Otherwise it's over.
I see constructive networks and intelligent solutions emerging in various places, so I list those on my blog sidebar as I find 'em.
It's dynamic solutions, not man vs. nature, or capital vs. poverty, it's a balance based upon the inclusion of natural capital and social capital in the equation. Social capital as in keeping a community intact, which is a classic issue in all small communities - it's about scale, something that's not in the capital development equation as the banking community seems to just have figured out. I see that Phil Angelides is heading up the task force to look at that, it should be interesting. He's a developer who is an original proponent of the "double bottom line", now evolved to "triple bottom line".
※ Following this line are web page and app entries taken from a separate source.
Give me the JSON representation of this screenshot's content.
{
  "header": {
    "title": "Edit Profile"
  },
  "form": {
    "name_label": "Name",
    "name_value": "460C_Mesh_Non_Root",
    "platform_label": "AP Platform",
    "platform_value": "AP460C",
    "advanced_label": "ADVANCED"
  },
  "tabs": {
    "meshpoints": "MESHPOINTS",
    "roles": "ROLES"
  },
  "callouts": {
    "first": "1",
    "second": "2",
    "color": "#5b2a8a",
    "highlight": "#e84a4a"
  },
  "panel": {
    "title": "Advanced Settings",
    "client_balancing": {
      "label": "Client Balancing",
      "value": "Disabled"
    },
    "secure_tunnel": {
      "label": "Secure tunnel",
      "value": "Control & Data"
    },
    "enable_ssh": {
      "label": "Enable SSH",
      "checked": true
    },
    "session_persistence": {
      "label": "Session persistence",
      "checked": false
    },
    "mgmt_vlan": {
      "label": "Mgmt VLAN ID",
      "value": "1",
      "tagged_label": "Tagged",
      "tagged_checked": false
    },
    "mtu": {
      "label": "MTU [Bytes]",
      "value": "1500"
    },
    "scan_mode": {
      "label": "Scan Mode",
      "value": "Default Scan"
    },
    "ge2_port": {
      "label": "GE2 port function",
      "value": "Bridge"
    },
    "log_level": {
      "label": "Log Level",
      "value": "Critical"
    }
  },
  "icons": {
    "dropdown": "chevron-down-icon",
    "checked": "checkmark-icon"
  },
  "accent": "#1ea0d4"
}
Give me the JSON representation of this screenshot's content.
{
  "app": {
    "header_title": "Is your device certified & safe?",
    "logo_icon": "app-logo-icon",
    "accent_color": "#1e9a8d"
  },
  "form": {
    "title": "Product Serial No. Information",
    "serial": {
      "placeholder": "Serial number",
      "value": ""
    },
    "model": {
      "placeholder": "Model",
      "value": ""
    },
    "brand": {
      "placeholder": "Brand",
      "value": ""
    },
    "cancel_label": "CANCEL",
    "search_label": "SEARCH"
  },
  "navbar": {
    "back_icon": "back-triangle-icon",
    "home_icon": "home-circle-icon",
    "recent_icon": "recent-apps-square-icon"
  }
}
A different, needs-based and interesting approach to targeted development is emerging instead of the arbitrary targeting such as is imposed by SB 375 that undercuts CEQA via the RHNA numbers generated by SCAG. This bill forces development around "projected numbers" in local communities even if they are built out and there's no local demand for housing, particularly the condo development this specifically implements. This is development on top of what's already here, it doesn't stop traffic impacts, especially if mixed use development draws regional traffic from households outside the immediate transit corridor. So it's very destructive, even as it is couched in the language of stopping sprawl and making the built footprint more compact via transit linkages. This is how SB 375 is forcing communities to upzone their land use. That, of course, increases land value and triggers the entire max-out build scenario.
Moving beyond today's strictures into the global value change necessary to guide us into appropriate solutions is the approach discussed in David Korten's "The Great Turning" . This is about establishing a community-based model of commerce and development, as well as preservation and enhancement of the natural world in the future's necessary evolution of climate policy.